__BRIEF__
Read each of the lines below and tally those with "WinBox"; the tally is the whole answer.

**** DATA FOR PROCESSING

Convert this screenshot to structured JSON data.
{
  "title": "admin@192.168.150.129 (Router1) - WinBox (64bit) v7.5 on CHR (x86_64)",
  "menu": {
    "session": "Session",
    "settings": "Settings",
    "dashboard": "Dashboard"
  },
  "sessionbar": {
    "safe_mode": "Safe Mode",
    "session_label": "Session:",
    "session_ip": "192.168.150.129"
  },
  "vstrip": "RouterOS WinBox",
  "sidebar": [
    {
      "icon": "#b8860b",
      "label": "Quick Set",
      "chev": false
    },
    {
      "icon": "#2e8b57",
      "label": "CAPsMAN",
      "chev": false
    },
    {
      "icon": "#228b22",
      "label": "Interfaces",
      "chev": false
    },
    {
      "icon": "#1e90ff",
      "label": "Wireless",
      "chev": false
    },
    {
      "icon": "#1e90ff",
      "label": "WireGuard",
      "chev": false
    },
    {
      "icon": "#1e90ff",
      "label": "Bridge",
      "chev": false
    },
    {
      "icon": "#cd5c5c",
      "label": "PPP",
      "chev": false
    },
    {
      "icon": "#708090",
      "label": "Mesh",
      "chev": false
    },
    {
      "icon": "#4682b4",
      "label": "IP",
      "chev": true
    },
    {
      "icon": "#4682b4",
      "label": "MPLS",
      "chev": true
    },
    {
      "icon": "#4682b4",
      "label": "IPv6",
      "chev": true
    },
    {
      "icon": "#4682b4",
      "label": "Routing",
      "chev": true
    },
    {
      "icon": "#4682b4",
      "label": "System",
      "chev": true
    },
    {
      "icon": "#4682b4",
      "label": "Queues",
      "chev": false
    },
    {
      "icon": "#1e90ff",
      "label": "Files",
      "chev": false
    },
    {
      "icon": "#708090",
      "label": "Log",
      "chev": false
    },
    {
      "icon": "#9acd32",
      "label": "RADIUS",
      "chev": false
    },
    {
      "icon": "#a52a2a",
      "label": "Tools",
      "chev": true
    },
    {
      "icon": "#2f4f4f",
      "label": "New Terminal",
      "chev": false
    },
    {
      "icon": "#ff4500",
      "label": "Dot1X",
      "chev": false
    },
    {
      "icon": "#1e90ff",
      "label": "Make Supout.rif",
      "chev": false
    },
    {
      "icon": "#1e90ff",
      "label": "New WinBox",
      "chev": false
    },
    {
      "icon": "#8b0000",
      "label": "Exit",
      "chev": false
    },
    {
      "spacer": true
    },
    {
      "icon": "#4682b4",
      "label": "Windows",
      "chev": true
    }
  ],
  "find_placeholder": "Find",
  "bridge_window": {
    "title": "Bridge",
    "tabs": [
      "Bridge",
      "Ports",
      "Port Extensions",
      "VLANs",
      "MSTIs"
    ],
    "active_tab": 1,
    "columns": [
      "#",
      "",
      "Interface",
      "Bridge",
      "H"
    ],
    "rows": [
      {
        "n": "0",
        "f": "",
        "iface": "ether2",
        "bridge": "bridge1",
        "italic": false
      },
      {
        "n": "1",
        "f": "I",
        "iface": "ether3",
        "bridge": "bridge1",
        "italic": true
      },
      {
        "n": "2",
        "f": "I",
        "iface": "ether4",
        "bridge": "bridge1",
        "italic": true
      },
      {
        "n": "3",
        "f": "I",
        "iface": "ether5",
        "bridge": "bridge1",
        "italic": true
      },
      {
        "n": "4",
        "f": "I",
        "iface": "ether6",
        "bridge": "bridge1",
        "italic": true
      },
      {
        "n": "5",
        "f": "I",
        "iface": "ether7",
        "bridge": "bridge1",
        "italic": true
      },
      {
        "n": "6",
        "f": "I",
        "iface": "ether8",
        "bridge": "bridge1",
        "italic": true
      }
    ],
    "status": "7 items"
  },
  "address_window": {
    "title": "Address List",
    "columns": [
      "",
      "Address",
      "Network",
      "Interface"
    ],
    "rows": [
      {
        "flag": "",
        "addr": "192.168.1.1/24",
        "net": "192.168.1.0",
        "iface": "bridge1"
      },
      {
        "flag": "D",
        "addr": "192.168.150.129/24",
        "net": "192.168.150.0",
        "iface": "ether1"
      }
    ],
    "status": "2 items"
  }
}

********

__RESPONSE TO THE EXERCISE__
3